Sen. Marco Rubio (R-Fla.) is in an awkward political position. On the one hand, he's an ambitious far-right Republican with national aspirations, who has generally enjoyed the fawning support of his party's base. On the other, Rubio helped write the comprehensive immigration reform bill that right-wing activists have decided they hate, and they aren't inclined to forgive him.
Indeed, at a recent Tea Party rally on Capitol Hill, activists were heard booing whenever Rubio's name came up. These are, of course, the same activists who helped elect the Floridian in 2010, and who Rubio will need when he seeks national office.
What to do? Rubio seems to think he has a solution: if the GOP's far-right base is unhappy with him sponsoring something they hate, he'll balance that out by sponsoring something else they love.
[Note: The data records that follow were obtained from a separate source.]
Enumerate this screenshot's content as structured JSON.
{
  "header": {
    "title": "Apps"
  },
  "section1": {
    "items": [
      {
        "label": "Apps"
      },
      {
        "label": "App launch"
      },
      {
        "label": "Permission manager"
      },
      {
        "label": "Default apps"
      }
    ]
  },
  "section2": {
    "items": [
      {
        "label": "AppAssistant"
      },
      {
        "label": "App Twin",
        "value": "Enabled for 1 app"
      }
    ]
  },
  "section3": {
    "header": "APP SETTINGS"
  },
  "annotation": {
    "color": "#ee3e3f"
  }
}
Sen. Marco Rubio (R-Fla.) will introduce a bill in the Senate banning abortions 20 weeks after conception, the Weekly Standard reported Tuesday.According to the Weekly Standard report, Rubio will announce his sponsorship of the measure after Congress returns from the July 4 recess.
If this sounds familiar, a 20-week ban was recently championed by Rubio's Republican allies in the House, who approved Rep. Trent Franks' (R-Ariz.) bill two weeks ago.
Would Rubio's 20-week ban pass the Senate? No. Could it get President Obama's signature? No. So why bother? Because Rubio seems to think he has some ground to make up on the right, and the way to do that is by pushing legally dubious restrictions on women's reproductive rights.
Taken together, it's hard not to notice what the Republican Party and its activist base consider truly important in 2013. Look no further than Texas and North Carolina and Alabama and Kansas and Indiana and South Dakota and Mississippi and the U.S. House and soon the U.S. Senate.
Remember when Republicans spent 2010 running around the country asking, "Where are the jobs?" They got elected, shifted their attention to the culture war, and haven't asked the question since.